This has been an important journey for all of our team and is beginning to show a real change on the ground. We recognise we have a long way to go and are grateful for the generous help and support we have had from experts, representatives, organisations and individuals with lived experience to take our first important steps on this journey.

Northumberland Coast AONB - Accessing Aidan

Bamburgh Heritage Trust is a small group of community volunteers working together to celebrate and treasure the stories of Bamburgh. They secured funding to deliver the ambitious ‘Accessing Aidan’ Project that:

Enabled access to the crypt of St Aidan’s Church, Bamburgh so that it now welcomes visitors every day.
Installed new interpretation in the crypt and the church to create a heritage space which explores the significance of Anglo-Saxon Bamburgh.
Utilised the extensive research done by Durham University and Bamburgh Research Project to tell the unique stories of the Anglo-Saxon skeletons excavated from the sand dunes and now interred in the newly created ossuary in the second crypt.
Created a 21st century digital ossuary, making all the skeleton analysis available digitally -
Delivered a varied and engaging activity programme which will bring new audiences and train local volunteers to support the heritage offer and sustain the project going forward.

On the Tuesday of the conference there were presentations from each of the three finalists, and they also all had a stand in the tea and coffee area. Delegates were able to visit them to hear more about their projects. Each AONB team were then given the opportunity to vote on which project they thought was most deserving of the Bowalnd Award this year.
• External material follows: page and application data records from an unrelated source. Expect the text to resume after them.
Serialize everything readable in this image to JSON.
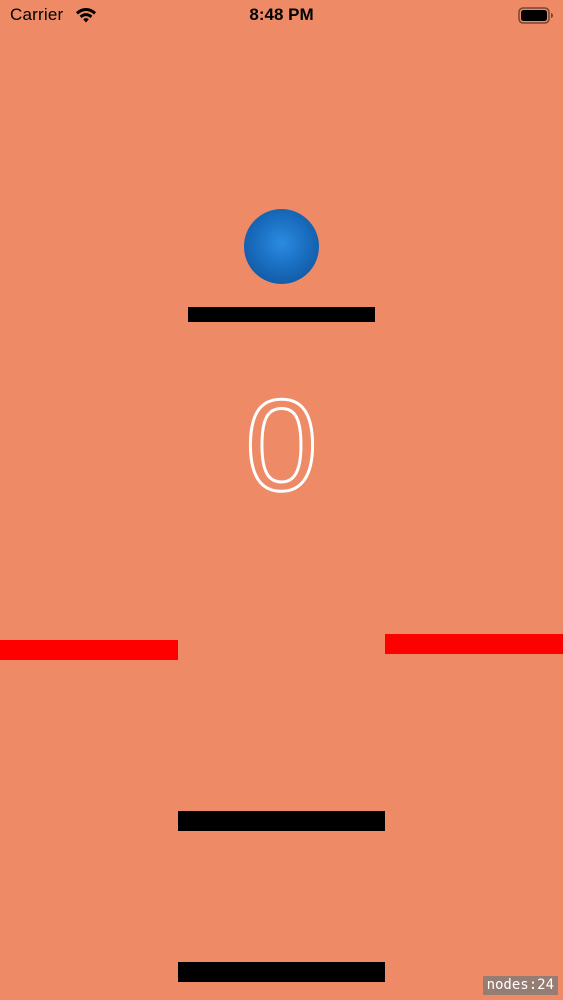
{
  "status_bar": {
    "carrier": "Carrier",
    "time": "8:48 PM",
    "wifi_icon": "wifi-icon",
    "battery_icon": "battery-full-icon"
  },
  "game": {
    "score": "0",
    "ball_color": "#1a6ec0",
    "background_color": "#ee8b66",
    "platform_color": "#000000",
    "wall_color": "#ff0000"
  },
  "debug": {
    "node_count_label": "nodes:24"
  }
}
And the winner was...

Northumberland Coast AONB - Accessing Aidan